Data about app and page elements:
══════════════════════════════
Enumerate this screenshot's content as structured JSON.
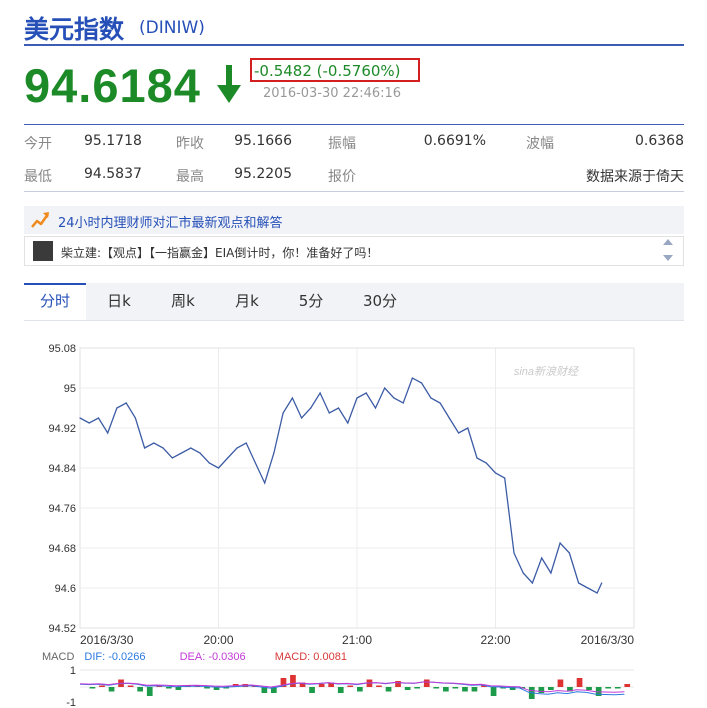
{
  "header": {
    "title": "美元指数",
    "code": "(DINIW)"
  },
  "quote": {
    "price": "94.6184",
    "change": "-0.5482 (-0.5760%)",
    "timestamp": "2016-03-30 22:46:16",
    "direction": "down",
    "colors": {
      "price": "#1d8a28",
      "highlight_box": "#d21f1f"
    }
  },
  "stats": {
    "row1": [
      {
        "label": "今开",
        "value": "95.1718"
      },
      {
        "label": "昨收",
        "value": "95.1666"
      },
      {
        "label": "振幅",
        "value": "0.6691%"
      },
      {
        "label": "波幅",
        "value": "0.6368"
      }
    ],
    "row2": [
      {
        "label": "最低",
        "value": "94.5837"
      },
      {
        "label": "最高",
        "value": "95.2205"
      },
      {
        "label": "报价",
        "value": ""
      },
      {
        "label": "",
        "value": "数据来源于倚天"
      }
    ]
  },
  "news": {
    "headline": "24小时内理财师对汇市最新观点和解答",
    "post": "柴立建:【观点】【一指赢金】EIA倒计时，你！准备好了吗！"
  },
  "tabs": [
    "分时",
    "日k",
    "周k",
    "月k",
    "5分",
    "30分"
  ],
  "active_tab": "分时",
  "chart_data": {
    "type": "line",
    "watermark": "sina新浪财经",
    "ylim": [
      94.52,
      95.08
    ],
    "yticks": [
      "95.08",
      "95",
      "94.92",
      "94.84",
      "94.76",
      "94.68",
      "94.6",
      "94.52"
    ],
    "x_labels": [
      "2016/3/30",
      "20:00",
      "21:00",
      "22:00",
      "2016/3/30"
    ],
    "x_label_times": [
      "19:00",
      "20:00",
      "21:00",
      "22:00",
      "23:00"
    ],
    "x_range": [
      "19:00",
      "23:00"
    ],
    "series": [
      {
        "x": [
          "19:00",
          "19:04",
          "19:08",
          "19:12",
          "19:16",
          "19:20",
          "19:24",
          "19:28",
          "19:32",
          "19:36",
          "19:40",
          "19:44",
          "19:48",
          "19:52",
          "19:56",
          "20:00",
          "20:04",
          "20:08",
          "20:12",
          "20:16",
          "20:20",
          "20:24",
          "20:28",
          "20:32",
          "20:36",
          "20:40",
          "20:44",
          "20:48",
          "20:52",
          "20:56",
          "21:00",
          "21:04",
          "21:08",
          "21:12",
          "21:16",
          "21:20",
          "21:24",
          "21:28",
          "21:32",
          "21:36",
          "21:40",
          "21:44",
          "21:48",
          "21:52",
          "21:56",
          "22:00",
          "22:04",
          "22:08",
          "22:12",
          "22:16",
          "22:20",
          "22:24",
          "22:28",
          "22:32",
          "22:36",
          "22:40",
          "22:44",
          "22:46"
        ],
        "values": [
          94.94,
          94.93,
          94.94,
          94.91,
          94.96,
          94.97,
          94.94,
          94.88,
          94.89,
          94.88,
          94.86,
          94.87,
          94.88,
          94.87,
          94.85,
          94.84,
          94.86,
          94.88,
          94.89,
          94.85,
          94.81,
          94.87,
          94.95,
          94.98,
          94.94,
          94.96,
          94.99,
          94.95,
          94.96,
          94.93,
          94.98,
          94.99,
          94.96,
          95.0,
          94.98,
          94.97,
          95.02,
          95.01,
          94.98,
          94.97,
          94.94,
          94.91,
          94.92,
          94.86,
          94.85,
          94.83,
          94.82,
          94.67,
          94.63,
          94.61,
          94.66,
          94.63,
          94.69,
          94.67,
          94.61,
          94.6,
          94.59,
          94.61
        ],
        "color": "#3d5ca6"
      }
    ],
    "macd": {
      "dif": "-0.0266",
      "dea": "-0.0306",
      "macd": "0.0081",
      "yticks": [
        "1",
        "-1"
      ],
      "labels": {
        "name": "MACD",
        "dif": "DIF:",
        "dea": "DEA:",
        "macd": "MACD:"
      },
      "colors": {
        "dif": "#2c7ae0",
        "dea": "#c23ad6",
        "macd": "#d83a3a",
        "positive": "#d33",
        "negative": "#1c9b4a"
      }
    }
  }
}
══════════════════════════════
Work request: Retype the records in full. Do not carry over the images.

Expected answer:
Enumerate this screenshot's content as structured JSON.
{
  "header": {
    "title": "美元指数",
    "code": "(DINIW)"
  },
  "quote": {
    "price": "94.6184",
    "change": "-0.5482 (-0.5760%)",
    "timestamp": "2016-03-30 22:46:16",
    "direction": "down",
    "colors": {
      "price": "#1d8a28",
      "highlight_box": "#d21f1f"
    }
  },
  "stats": {
    "row1": [
      {
        "label": "今开",
        "value": "95.1718"
      },
      {
        "label": "昨收",
        "value": "95.1666"
      },
      {
        "label": "振幅",
        "value": "0.6691%"
      },
      {
        "label": "波幅",
        "value": "0.6368"
      }
    ],
    "row2": [
      {
        "label": "最低",
        "value": "94.5837"
      },
      {
        "label": "最高",
        "value": "95.2205"
      },
      {
        "label": "报价",
        "value": ""
      },
      {
        "label": "",
        "value": "数据来源于倚天"
      }
    ]
  },
  "news": {
    "headline": "24小时内理财师对汇市最新观点和解答",
    "post": "柴立建:【观点】【一指赢金】EIA倒计时，你！准备好了吗！"
  },
  "tabs": [
    "分时",
    "日k",
    "周k",
    "月k",
    "5分",
    "30分"
  ],
  "active_tab": "分时",
  "chart_data": {
    "type": "line",
    "watermark": "sina新浪财经",
    "ylim": [
      94.52,
      95.08
    ],
    "yticks": [
      "95.08",
      "95",
      "94.92",
      "94.84",
      "94.76",
      "94.68",
      "94.6",
      "94.52"
    ],
    "x_labels": [
      "2016/3/30",
      "20:00",
      "21:00",
      "22:00",
      "2016/3/30"
    ],
    "x_label_times": [
      "19:00",
      "20:00",
      "21:00",
      "22:00",
      "23:00"
    ],
    "x_range": [
      "19:00",
      "23:00"
    ],
    "series": [
      {
        "x": [
          "19:00",
          "19:04",
          "19:08",
          "19:12",
          "19:16",
          "19:20",
          "19:24",
          "19:28",
          "19:32",
          "19:36",
          "19:40",
          "19:44",
          "19:48",
          "19:52",
          "19:56",
          "20:00",
          "20:04",
          "20:08",
          "20:12",
          "20:16",
          "20:20",
          "20:24",
          "20:28",
          "20:32",
          "20:36",
          "20:40",
          "20:44",
          "20:48",
          "20:52",
          "20:56",
          "21:00",
          "21:04",
          "21:08",
          "21:12",
          "21:16",
          "21:20",
          "21:24",
          "21:28",
          "21:32",
          "21:36",
          "21:40",
          "21:44",
          "21:48",
          "21:52",
          "21:56",
          "22:00",
          "22:04",
          "22:08",
          "22:12",
          "22:16",
          "22:20",
          "22:24",
          "22:28",
          "22:32",
          "22:36",
          "22:40",
          "22:44",
          "22:46"
        ],
        "values": [
          94.94,
          94.93,
          94.94,
          94.91,
          94.96,
          94.97,
          94.94,
          94.88,
          94.89,
          94.88,
          94.86,
          94.87,
          94.88,
          94.87,
          94.85,
          94.84,
          94.86,
          94.88,
          94.89,
          94.85,
          94.81,
          94.87,
          94.95,
          94.98,
          94.94,
          94.96,
          94.99,
          94.95,
          94.96,
          94.93,
          94.98,
          94.99,
          94.96,
          95.0,
          94.98,
          94.97,
          95.02,
          95.01,
          94.98,
          94.97,
          94.94,
          94.91,
          94.92,
          94.86,
          94.85,
          94.83,
          94.82,
          94.67,
          94.63,
          94.61,
          94.66,
          94.63,
          94.69,
          94.67,
          94.61,
          94.6,
          94.59,
          94.61
        ],
        "color": "#3d5ca6"
      }
    ],
    "macd": {
      "dif": "-0.0266",
      "dea": "-0.0306",
      "macd": "0.0081",
      "yticks": [
        "1",
        "-1"
      ],
      "labels": {
        "name": "MACD",
        "dif": "DIF:",
        "dea": "DEA:",
        "macd": "MACD:"
      },
      "colors": {
        "dif": "#2c7ae0",
        "dea": "#c23ad6",
        "macd": "#d83a3a",
        "positive": "#d33",
        "negative": "#1c9b4a"
      }
    }
  }
}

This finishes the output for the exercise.